|Comparative characterization of stem cells from human exfoliated deciduous teeth and dental pulp stem cells|
|Scritto da Archives of Oral Biology|

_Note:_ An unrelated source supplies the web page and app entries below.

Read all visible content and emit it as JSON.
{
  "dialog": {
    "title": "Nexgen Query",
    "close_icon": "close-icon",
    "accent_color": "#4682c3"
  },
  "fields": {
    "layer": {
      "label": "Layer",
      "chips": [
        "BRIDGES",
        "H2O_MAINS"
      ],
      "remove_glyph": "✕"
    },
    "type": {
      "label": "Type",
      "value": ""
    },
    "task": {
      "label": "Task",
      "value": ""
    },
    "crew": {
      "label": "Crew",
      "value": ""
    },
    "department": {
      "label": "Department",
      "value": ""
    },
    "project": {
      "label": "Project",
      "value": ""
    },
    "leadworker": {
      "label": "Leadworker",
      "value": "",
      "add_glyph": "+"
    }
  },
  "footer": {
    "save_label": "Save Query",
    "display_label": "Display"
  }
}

Abstract: Objective: This study focused on the characterization of stem cells from human exfoliated deciduous teeth (SHED) in comparison with dental pulp stem cells (DPSCs) to certify SHED as a key element in tissue engineering.Methods: In the present study, SHED and DPSCs were assayed for their cell surface antigens and proliferation by measuring the cell cycles, growth rates, Ki67-positive efficiencies, and colony-forming units (CFUs). The evaluation of multi-differentiation was performed using alizarin red and oil red O and real-time PCR in vitro. The mineralization capability of the cells was examined in vivo by implanting with ceramic bovine bone (CBB) into subcutaneous of immunocompromised mice for 8weeks. A three-dimensional pellet cultivation system is proposed for SHED and DPSCs to recreate the biological microenvironment that is similar to that of a regenerative milieu.Results: SHED showed a higher proliferation rate and differentiation capability in comparison with DPSCs in vitro, and the results of the in vivo transplantation suggest that SHED have a higher capability of mineralization than the DPSCs. The mRNA expression levels of inflammatory cytokines, including matrix metalloproteinase-1 (MMP1), tissue inhibitors of metalloproteinase-1 (TIMP1), matrix metalloproteinase-2 (MMP2), tissue inhibitors of metalloproteinase-2 (TIMP2) and interleukin-6 (IL-6) were higher in SHED than that in DPSCs. In addition, the expression levels of Col I and proliferating cell nuclear antigen (PCNA) in SHED sheets were significantly higher than those in DPSCs sheets.Conclusions: This study systematically demonstrated the differences in the growth and differentiation characteristics between SHED and DPSCs. Consequently, SHED may represent a suitable, accessible and potential alternative source for regenerative medicine and therapeutic applications. It may also be useful to read what nails can say about health.
Fonte: Archives of Oral Biology